What you should do — Would you please copy each line below that includes the string "selected"?

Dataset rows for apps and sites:
● ● ● ● ● ● ●

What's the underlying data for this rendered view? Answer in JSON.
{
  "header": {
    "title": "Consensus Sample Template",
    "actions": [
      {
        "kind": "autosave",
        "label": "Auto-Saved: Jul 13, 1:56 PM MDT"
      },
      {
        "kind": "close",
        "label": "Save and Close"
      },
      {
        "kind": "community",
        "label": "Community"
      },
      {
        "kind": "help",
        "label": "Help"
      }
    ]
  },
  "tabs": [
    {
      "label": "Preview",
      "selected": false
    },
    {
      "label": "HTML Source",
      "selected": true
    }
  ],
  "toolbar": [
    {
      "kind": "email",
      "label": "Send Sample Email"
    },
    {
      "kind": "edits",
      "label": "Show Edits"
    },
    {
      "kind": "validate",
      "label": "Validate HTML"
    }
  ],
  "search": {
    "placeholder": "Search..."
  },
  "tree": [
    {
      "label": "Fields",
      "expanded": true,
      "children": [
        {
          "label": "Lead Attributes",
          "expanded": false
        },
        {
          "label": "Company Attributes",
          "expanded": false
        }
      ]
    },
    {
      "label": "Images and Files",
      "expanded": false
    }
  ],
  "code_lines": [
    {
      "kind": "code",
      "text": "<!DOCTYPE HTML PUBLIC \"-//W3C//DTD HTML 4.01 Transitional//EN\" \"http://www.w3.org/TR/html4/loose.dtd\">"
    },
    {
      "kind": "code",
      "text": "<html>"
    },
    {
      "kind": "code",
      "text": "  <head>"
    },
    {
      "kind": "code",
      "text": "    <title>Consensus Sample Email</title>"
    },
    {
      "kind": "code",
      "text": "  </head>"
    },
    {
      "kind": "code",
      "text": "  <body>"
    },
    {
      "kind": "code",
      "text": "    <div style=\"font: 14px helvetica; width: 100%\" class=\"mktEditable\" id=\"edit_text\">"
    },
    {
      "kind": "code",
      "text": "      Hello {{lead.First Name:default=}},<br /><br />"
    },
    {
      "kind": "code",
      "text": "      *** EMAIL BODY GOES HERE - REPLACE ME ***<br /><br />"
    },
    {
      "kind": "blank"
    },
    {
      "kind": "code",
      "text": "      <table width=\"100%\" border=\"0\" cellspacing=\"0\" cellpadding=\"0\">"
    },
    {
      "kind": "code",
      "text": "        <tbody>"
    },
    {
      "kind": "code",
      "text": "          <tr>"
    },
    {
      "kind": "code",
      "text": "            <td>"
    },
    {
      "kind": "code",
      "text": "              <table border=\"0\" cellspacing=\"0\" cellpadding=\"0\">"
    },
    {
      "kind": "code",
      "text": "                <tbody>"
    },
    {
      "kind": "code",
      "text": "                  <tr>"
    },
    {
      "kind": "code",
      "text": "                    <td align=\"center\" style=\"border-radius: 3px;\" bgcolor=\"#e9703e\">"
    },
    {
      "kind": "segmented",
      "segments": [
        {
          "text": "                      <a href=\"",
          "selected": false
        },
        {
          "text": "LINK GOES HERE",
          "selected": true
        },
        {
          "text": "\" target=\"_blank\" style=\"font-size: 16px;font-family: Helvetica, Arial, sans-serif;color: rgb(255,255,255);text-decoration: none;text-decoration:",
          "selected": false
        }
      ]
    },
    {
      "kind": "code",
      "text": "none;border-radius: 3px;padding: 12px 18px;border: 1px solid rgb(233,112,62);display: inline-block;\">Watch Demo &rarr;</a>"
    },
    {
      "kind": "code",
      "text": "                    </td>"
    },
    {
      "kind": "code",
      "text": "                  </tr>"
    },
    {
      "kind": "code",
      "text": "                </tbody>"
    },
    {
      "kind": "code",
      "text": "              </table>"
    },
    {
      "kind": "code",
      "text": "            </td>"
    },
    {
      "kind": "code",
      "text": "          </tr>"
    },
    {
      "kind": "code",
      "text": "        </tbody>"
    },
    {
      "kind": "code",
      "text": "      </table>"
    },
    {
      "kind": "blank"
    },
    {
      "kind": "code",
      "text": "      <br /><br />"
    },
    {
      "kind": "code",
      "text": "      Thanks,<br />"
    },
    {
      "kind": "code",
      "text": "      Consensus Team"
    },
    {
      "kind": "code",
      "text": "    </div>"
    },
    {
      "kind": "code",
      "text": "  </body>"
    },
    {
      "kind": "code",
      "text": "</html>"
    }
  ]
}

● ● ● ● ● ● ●

Reply —
      "selected": false
      "selected": true
          "selected": false
          "selected": true
          "selected": false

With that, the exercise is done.